→ Work required
The answer is the data repeated in full, with no pictures included.
Material for this task below:
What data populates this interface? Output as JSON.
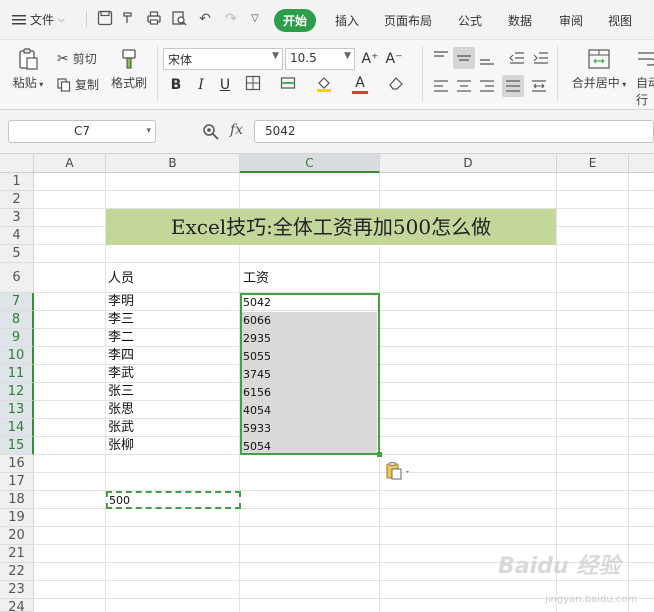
{
  "menubar": {
    "file_label": "文件",
    "tabs": [
      {
        "label": "开始",
        "active": true
      },
      {
        "label": "插入",
        "active": false
      },
      {
        "label": "页面布局",
        "active": false
      },
      {
        "label": "公式",
        "active": false
      },
      {
        "label": "数据",
        "active": false
      },
      {
        "label": "审阅",
        "active": false
      },
      {
        "label": "视图",
        "active": false
      }
    ],
    "quick_icons": [
      "save-icon",
      "format-painter-icon",
      "print-icon",
      "print-preview-icon",
      "undo-icon",
      "redo-icon",
      "customize-icon"
    ]
  },
  "ribbon": {
    "paste_label": "粘贴",
    "cut_label": "剪切",
    "copy_label": "复制",
    "format_painter_label": "格式刷",
    "font_name": "宋体",
    "font_size": "10.5",
    "merge_label": "合并居中",
    "autowrap_label": "自动换行",
    "bold_label": "B",
    "italic_label": "I",
    "underline_label": "U",
    "increase_font_label": "A⁺",
    "decrease_font_label": "A⁻",
    "font_color_label": "A"
  },
  "formula_bar": {
    "name_box": "C7",
    "fx_label": "fx",
    "formula": "5042"
  },
  "sheet": {
    "columns": [
      "A",
      "B",
      "C",
      "D",
      "E"
    ],
    "selected_column": "C",
    "rows": [
      "1",
      "2",
      "3",
      "4",
      "5",
      "6",
      "7",
      "8",
      "9",
      "10",
      "11",
      "12",
      "13",
      "14",
      "15",
      "16",
      "17",
      "18",
      "19",
      "20",
      "21",
      "22",
      "23",
      "24"
    ],
    "title": "Excel技巧:全体工资再加500怎么做",
    "header_person": "人员",
    "header_salary": "工资",
    "people": [
      "李明",
      "李三",
      "李二",
      "李四",
      "李武",
      "张三",
      "张思",
      "张武",
      "张柳"
    ],
    "salaries": [
      "5042",
      "6066",
      "2935",
      "5055",
      "3745",
      "6156",
      "4054",
      "5933",
      "5054"
    ],
    "copied_value": "500"
  },
  "colors": {
    "accent_green": "#2e9d4a",
    "title_fill": "#c4d79b",
    "selection_border": "#43a047",
    "selection_fill": "#d9d9d9"
  },
  "watermark": {
    "brand": "Baidu 经验",
    "url": "jingyan.baidu.com"
  }
}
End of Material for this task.
→ Task solution
What data populates this interface? Output as JSON.
{
  "menubar": {
    "file_label": "文件",
    "tabs": [
      {
        "label": "开始",
        "active": true
      },
      {
        "label": "插入",
        "active": false
      },
      {
        "label": "页面布局",
        "active": false
      },
      {
        "label": "公式",
        "active": false
      },
      {
        "label": "数据",
        "active": false
      },
      {
        "label": "审阅",
        "active": false
      },
      {
        "label": "视图",
        "active": false
      }
    ],
    "quick_icons": [
      "save-icon",
      "format-painter-icon",
      "print-icon",
      "print-preview-icon",
      "undo-icon",
      "redo-icon",
      "customize-icon"
    ]
  },
  "ribbon": {
    "paste_label": "粘贴",
    "cut_label": "剪切",
    "copy_label": "复制",
    "format_painter_label": "格式刷",
    "font_name": "宋体",
    "font_size": "10.5",
    "merge_label": "合并居中",
    "autowrap_label": "自动换行",
    "bold_label": "B",
    "italic_label": "I",
    "underline_label": "U",
    "increase_font_label": "A⁺",
    "decrease_font_label": "A⁻",
    "font_color_label": "A"
  },
  "formula_bar": {
    "name_box": "C7",
    "fx_label": "fx",
    "formula": "5042"
  },
  "sheet": {
    "columns": [
      "A",
      "B",
      "C",
      "D",
      "E"
    ],
    "selected_column": "C",
    "rows": [
      "1",
      "2",
      "3",
      "4",
      "5",
      "6",
      "7",
      "8",
      "9",
      "10",
      "11",
      "12",
      "13",
      "14",
      "15",
      "16",
      "17",
      "18",
      "19",
      "20",
      "21",
      "22",
      "23",
      "24"
    ],
    "title": "Excel技巧:全体工资再加500怎么做",
    "header_person": "人员",
    "header_salary": "工资",
    "people": [
      "李明",
      "李三",
      "李二",
      "李四",
      "李武",
      "张三",
      "张思",
      "张武",
      "张柳"
    ],
    "salaries": [
      "5042",
      "6066",
      "2935",
      "5055",
      "3745",
      "6156",
      "4054",
      "5933",
      "5054"
    ],
    "copied_value": "500"
  },
  "colors": {
    "accent_green": "#2e9d4a",
    "title_fill": "#c4d79b",
    "selection_border": "#43a047",
    "selection_fill": "#d9d9d9"
  },
  "watermark": {
    "brand": "Baidu 经验",
    "url": "jingyan.baidu.com"
  }
}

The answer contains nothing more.